:: What needs to be done ::
Every line in the listing below that holds the word "this" should be returned.

:: Study material ::
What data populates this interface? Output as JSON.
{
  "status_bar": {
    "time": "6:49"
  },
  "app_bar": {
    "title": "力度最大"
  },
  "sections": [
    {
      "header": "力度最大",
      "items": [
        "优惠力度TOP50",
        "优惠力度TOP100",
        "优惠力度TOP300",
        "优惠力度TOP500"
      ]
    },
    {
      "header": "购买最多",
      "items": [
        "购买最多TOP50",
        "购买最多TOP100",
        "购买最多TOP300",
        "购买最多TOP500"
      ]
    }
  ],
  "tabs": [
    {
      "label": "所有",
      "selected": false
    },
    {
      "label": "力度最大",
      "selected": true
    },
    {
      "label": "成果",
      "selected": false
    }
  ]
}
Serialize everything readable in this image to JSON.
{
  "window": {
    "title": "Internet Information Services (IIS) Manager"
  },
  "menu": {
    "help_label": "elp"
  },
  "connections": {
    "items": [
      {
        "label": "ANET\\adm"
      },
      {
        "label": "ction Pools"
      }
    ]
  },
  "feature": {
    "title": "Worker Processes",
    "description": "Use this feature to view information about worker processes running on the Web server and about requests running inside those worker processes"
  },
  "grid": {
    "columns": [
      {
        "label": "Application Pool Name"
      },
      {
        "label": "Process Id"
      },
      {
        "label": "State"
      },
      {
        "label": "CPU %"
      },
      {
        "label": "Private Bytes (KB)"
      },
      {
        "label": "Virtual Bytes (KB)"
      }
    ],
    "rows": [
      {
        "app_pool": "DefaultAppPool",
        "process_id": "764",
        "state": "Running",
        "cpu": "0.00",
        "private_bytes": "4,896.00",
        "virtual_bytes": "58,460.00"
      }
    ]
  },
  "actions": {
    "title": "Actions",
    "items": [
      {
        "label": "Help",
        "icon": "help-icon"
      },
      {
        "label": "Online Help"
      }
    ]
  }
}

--

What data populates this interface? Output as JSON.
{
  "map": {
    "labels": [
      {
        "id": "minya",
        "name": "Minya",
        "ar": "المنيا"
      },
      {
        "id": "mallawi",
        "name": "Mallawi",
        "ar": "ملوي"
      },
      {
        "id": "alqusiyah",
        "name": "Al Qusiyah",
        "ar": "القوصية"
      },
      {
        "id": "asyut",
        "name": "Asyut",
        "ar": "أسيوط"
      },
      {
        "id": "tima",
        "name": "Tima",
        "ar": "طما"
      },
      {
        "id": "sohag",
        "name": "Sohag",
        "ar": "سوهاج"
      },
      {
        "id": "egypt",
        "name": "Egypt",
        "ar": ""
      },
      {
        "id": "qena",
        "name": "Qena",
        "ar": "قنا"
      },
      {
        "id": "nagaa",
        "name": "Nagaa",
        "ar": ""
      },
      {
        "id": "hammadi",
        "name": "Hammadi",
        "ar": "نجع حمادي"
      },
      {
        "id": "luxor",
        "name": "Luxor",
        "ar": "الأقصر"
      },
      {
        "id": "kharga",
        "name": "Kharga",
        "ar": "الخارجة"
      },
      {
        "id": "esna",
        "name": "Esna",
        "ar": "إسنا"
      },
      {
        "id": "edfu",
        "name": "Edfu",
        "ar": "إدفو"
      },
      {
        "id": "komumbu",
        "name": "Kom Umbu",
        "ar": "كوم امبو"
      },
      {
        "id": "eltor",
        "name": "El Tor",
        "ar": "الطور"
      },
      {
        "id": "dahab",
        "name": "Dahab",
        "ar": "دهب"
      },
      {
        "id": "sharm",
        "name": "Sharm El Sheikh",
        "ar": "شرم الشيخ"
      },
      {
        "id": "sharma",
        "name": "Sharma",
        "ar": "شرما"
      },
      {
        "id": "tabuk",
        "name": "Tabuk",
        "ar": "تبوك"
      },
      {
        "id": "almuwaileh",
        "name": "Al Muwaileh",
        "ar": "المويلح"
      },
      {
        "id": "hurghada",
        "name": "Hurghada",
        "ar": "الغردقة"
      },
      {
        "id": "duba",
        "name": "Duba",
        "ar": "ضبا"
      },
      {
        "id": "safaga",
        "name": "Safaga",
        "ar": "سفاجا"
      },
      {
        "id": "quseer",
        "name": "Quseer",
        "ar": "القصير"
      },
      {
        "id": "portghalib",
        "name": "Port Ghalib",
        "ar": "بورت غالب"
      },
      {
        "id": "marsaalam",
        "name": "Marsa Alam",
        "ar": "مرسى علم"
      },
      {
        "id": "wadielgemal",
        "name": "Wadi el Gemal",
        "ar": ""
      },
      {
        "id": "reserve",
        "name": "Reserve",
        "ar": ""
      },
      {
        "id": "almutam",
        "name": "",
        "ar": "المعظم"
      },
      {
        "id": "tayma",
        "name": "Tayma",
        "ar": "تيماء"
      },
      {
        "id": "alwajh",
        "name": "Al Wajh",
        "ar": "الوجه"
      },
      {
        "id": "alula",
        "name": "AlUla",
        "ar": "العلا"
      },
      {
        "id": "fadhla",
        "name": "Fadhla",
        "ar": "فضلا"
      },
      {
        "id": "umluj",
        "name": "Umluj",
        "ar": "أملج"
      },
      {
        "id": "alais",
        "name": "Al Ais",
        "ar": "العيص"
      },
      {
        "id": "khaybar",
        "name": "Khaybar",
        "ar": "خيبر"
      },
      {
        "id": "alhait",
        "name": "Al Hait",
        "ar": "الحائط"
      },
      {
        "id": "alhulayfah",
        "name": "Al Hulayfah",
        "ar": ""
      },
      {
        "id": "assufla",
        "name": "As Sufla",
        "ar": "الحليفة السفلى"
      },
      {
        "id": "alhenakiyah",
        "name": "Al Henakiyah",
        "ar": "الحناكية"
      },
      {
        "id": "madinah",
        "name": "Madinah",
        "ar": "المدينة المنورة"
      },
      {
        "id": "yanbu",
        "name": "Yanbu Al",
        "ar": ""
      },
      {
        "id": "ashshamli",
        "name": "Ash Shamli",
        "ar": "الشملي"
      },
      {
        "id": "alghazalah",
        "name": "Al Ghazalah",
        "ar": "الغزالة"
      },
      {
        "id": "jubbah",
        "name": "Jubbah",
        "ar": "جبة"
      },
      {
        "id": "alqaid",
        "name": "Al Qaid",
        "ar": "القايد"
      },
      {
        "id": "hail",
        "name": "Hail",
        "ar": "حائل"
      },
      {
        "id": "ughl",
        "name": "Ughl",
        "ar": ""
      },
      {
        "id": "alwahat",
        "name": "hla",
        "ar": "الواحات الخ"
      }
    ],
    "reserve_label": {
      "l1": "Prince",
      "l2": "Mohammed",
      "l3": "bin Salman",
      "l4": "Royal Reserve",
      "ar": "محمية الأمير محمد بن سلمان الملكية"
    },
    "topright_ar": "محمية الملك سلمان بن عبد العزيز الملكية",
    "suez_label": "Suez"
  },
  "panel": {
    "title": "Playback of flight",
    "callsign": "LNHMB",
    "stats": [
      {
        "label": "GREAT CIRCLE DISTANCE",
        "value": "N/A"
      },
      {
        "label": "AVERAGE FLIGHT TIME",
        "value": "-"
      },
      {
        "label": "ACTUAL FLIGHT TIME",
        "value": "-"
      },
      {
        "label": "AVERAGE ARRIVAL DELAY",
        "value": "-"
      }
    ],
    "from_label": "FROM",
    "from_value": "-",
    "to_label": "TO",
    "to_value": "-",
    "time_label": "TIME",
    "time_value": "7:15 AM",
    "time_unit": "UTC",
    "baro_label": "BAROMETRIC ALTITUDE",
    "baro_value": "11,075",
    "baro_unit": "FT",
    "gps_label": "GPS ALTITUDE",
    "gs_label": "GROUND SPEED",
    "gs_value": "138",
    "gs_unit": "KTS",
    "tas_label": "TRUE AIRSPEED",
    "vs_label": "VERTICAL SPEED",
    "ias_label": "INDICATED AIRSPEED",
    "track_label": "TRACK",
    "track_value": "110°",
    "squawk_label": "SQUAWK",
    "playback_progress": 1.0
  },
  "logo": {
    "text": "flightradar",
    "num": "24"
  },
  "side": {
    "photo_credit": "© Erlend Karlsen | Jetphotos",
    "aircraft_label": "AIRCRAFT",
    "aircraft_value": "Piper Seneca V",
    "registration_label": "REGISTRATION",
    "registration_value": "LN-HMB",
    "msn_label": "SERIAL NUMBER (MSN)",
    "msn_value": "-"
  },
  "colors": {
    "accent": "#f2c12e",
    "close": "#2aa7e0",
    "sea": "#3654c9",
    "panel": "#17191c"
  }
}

:: Problem solution ::
What data populates this interface? Output as JSON.
Serialize everything readable in this image to JSON.
    "description": "Use this feature to view information about worker processes running on the Web server and about requests running inside those worker processes"
What data populates this interface? Output as JSON.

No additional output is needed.